⟨
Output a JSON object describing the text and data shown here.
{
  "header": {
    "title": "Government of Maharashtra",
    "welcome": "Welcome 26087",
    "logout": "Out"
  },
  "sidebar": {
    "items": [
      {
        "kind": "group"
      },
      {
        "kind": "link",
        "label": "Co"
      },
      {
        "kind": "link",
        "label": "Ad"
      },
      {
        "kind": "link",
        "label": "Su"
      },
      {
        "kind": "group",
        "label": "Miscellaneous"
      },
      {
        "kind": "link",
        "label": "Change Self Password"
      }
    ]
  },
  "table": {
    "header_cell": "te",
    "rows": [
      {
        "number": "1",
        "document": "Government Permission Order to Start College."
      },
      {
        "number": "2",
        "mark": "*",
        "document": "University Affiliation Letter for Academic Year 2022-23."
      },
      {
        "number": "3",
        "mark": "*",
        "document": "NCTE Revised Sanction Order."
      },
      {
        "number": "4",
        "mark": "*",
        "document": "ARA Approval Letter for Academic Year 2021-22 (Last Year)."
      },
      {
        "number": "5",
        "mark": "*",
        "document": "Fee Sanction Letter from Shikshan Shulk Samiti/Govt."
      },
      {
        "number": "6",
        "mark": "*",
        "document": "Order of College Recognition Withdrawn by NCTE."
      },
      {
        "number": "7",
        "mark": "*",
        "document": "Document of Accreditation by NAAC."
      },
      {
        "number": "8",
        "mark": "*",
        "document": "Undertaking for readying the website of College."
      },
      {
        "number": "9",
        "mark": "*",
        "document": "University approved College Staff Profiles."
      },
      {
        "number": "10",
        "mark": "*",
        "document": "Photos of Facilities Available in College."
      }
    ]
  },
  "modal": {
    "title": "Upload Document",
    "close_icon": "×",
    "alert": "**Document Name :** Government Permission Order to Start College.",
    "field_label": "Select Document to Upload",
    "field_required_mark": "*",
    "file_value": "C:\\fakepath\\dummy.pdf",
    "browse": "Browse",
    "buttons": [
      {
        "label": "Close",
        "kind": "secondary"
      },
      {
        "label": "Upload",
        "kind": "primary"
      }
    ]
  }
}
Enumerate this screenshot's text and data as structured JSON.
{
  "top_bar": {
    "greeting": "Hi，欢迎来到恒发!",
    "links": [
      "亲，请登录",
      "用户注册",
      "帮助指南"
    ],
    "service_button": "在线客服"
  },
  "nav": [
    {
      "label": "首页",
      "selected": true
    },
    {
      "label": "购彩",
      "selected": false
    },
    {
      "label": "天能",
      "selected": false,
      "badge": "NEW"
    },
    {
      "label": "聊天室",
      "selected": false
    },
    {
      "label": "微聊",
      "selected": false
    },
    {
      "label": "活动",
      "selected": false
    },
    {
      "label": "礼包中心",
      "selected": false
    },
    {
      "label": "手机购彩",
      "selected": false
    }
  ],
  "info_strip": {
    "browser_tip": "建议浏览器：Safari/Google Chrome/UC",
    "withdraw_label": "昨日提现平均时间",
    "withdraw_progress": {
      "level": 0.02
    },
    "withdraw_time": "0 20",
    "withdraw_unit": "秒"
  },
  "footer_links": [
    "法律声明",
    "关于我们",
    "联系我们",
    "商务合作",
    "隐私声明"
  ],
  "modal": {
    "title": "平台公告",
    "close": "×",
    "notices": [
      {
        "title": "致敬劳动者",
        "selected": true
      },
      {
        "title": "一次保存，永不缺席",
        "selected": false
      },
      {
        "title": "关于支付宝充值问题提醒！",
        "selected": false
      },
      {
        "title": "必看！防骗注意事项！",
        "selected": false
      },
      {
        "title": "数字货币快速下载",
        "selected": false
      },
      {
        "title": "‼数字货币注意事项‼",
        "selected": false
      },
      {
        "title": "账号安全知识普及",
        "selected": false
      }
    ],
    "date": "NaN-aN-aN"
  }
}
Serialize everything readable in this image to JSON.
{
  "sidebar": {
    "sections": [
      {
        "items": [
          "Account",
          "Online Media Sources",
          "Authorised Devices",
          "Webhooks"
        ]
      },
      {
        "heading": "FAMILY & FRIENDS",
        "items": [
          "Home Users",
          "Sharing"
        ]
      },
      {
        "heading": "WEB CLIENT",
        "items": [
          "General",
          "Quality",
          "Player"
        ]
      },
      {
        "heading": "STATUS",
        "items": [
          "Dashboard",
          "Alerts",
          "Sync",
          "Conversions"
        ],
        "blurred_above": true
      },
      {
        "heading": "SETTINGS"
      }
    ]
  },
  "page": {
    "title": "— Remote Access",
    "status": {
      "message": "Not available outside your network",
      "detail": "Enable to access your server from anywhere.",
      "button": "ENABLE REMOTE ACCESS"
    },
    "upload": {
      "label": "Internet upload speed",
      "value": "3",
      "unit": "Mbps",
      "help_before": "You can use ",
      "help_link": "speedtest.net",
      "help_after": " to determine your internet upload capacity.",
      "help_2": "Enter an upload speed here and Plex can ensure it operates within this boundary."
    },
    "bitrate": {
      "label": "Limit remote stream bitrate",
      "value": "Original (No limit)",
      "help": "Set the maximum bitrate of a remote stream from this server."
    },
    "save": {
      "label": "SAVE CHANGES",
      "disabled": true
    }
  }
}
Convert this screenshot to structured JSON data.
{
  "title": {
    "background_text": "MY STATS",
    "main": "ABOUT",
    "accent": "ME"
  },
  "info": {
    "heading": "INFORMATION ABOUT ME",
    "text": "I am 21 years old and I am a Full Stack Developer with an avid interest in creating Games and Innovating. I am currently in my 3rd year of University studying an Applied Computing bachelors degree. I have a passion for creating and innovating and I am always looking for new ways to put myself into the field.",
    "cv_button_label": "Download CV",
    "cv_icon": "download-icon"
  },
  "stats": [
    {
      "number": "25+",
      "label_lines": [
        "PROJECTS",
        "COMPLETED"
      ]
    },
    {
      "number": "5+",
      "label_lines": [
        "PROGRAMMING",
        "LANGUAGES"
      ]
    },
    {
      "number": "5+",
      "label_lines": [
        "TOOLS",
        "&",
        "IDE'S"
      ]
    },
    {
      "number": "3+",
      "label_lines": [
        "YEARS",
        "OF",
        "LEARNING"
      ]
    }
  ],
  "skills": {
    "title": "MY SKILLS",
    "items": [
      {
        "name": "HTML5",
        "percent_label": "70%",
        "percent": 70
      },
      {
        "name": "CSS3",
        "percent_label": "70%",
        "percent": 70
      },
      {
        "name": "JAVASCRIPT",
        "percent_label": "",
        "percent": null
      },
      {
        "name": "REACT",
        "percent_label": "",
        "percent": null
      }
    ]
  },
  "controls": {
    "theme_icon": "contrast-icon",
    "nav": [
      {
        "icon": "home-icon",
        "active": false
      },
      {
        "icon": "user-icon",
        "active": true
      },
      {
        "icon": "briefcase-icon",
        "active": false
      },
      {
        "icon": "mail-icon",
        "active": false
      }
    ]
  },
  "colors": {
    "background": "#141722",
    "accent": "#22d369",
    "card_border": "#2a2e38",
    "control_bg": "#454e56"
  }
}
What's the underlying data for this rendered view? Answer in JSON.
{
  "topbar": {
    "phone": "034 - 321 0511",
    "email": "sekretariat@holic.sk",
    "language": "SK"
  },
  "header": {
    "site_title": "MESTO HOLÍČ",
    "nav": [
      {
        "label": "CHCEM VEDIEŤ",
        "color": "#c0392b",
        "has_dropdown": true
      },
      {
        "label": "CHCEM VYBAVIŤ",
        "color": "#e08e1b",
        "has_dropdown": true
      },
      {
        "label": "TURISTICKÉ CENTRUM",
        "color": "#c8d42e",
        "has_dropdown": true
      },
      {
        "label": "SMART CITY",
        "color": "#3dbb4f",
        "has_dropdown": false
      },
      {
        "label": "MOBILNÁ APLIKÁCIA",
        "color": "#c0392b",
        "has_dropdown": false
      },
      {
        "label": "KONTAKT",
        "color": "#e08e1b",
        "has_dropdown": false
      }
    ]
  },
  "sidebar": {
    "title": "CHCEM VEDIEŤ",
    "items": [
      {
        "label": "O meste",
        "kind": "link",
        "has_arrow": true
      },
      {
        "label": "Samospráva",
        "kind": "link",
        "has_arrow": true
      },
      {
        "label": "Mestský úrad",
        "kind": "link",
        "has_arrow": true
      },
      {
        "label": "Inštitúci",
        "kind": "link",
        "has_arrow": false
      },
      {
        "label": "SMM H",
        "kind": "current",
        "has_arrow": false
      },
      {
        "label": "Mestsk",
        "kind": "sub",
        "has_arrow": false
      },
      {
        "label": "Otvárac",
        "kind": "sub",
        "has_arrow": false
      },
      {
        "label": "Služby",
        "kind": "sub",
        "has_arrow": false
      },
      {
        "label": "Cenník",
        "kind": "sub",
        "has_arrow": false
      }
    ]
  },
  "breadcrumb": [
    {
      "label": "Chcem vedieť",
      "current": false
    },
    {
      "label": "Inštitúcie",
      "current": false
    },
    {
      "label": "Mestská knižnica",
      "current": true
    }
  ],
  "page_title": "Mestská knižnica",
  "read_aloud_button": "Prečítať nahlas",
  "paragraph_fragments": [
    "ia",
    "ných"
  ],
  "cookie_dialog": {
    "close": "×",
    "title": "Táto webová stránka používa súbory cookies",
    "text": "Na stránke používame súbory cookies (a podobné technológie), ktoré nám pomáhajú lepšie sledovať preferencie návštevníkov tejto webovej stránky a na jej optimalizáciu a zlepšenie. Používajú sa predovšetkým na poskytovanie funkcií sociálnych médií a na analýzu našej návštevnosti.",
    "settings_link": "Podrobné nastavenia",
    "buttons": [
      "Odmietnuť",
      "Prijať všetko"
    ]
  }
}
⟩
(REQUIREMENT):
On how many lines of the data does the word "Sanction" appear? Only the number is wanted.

(EXERCISE SOLUTION):
2